● What the exercise asks: Go to the line that contains "Give me the". Restate that line and each one after it exactly, through the end of the records, without pictures.

● Supplied records:
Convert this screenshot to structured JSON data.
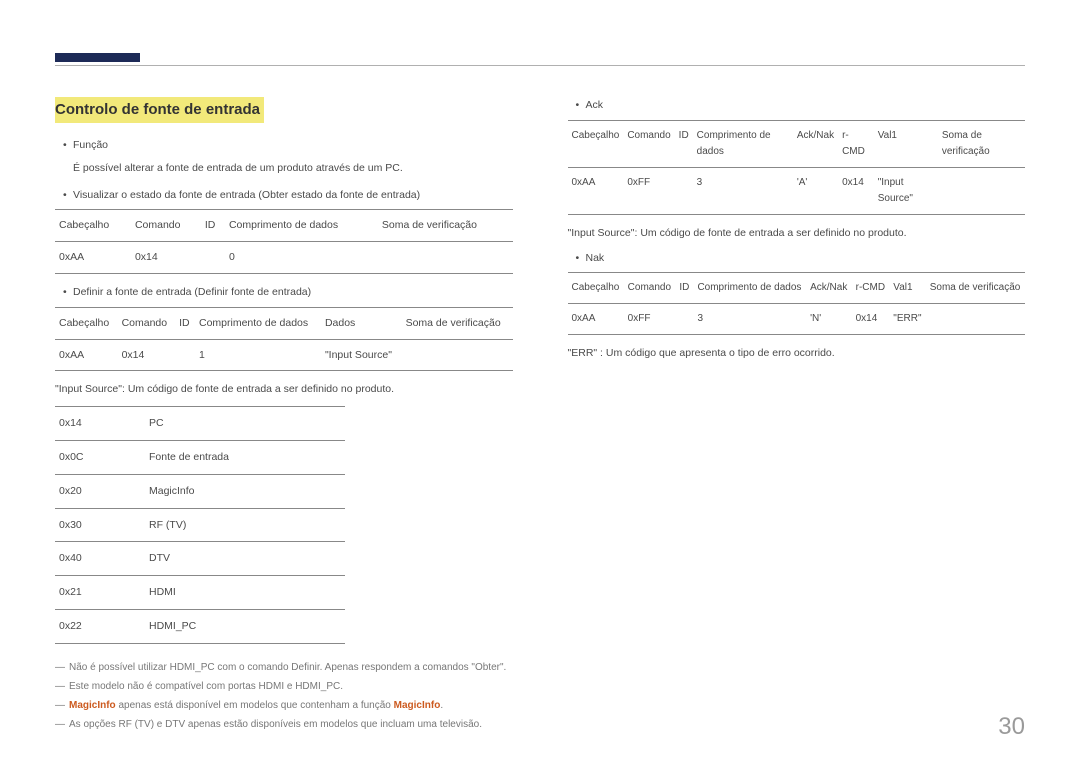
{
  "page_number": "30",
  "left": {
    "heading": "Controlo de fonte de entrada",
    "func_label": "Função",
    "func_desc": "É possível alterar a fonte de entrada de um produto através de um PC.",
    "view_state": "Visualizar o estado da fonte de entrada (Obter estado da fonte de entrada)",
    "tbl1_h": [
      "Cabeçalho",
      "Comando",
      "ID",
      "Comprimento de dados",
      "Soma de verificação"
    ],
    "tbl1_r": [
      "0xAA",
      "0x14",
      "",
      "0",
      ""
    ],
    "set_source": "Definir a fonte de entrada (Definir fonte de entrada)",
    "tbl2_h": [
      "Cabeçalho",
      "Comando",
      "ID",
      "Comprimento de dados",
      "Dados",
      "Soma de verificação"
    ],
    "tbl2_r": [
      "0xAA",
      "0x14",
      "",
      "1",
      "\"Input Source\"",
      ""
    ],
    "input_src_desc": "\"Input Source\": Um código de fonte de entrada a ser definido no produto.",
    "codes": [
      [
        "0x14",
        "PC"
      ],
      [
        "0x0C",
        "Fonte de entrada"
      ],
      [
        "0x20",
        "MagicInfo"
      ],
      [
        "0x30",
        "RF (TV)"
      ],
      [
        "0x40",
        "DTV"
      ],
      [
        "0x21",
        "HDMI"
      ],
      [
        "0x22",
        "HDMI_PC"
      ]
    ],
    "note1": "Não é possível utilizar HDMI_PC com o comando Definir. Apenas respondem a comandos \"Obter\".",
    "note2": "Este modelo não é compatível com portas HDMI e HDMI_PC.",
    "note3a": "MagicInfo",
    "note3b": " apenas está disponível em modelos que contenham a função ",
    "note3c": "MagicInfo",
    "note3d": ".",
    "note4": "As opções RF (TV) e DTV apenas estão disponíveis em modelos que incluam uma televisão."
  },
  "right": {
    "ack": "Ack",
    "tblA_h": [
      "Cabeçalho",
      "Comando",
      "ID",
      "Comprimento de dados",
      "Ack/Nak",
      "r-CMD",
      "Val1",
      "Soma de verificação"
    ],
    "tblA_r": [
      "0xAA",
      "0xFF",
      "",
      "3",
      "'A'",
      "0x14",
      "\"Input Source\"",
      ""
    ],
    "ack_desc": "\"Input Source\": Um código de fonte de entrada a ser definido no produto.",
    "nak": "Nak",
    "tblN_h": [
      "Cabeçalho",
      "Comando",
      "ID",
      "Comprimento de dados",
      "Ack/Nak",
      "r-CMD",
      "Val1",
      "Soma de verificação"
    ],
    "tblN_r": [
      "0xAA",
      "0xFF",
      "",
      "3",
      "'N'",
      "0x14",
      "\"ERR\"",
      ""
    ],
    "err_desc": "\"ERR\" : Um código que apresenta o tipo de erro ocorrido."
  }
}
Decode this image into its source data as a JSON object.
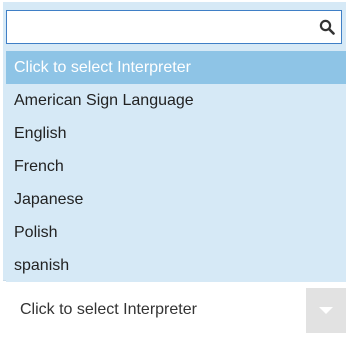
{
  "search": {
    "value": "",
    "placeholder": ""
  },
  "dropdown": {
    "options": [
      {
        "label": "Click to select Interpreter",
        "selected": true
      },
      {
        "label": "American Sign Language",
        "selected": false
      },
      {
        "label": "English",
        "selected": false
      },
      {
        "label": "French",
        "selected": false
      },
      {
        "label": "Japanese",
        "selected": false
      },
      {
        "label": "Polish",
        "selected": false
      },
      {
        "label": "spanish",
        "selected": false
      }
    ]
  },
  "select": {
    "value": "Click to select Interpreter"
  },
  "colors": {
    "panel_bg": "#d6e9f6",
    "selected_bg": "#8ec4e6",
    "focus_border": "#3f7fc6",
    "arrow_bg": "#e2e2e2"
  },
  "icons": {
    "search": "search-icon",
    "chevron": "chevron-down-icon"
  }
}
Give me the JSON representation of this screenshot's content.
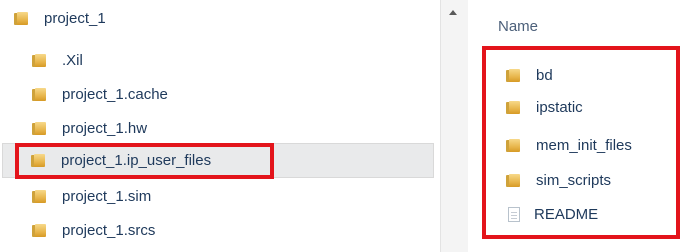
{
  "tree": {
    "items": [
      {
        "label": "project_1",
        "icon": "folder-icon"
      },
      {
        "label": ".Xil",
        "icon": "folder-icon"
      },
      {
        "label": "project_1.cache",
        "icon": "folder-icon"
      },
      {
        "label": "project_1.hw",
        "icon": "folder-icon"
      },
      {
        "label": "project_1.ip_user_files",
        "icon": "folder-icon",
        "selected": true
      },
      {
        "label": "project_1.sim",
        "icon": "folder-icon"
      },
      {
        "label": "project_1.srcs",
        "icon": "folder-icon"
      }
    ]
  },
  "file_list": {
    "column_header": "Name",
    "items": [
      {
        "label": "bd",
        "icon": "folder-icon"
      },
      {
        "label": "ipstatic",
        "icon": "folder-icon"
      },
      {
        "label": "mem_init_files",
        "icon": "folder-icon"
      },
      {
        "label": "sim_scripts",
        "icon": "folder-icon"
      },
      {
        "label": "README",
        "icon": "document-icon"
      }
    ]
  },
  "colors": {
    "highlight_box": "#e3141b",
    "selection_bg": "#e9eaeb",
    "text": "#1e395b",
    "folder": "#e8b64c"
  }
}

● Completed exercise:
Give me the JSON representation of this screenshot's content.
{
  "tree": {
    "items": [
      {
        "label": "project_1",
        "icon": "folder-icon"
      },
      {
        "label": ".Xil",
        "icon": "folder-icon"
      },
      {
        "label": "project_1.cache",
        "icon": "folder-icon"
      },
      {
        "label": "project_1.hw",
        "icon": "folder-icon"
      },
      {
        "label": "project_1.ip_user_files",
        "icon": "folder-icon",
        "selected": true
      },
      {
        "label": "project_1.sim",
        "icon": "folder-icon"
      },
      {
        "label": "project_1.srcs",
        "icon": "folder-icon"
      }
    ]
  },
  "file_list": {
    "column_header": "Name",
    "items": [
      {
        "label": "bd",
        "icon": "folder-icon"
      },
      {
        "label": "ipstatic",
        "icon": "folder-icon"
      },
      {
        "label": "mem_init_files",
        "icon": "folder-icon"
      },
      {
        "label": "sim_scripts",
        "icon": "folder-icon"
      },
      {
        "label": "README",
        "icon": "document-icon"
      }
    ]
  },
  "colors": {
    "highlight_box": "#e3141b",
    "selection_bg": "#e9eaeb",
    "text": "#1e395b",
    "folder": "#e8b64c"
  }
}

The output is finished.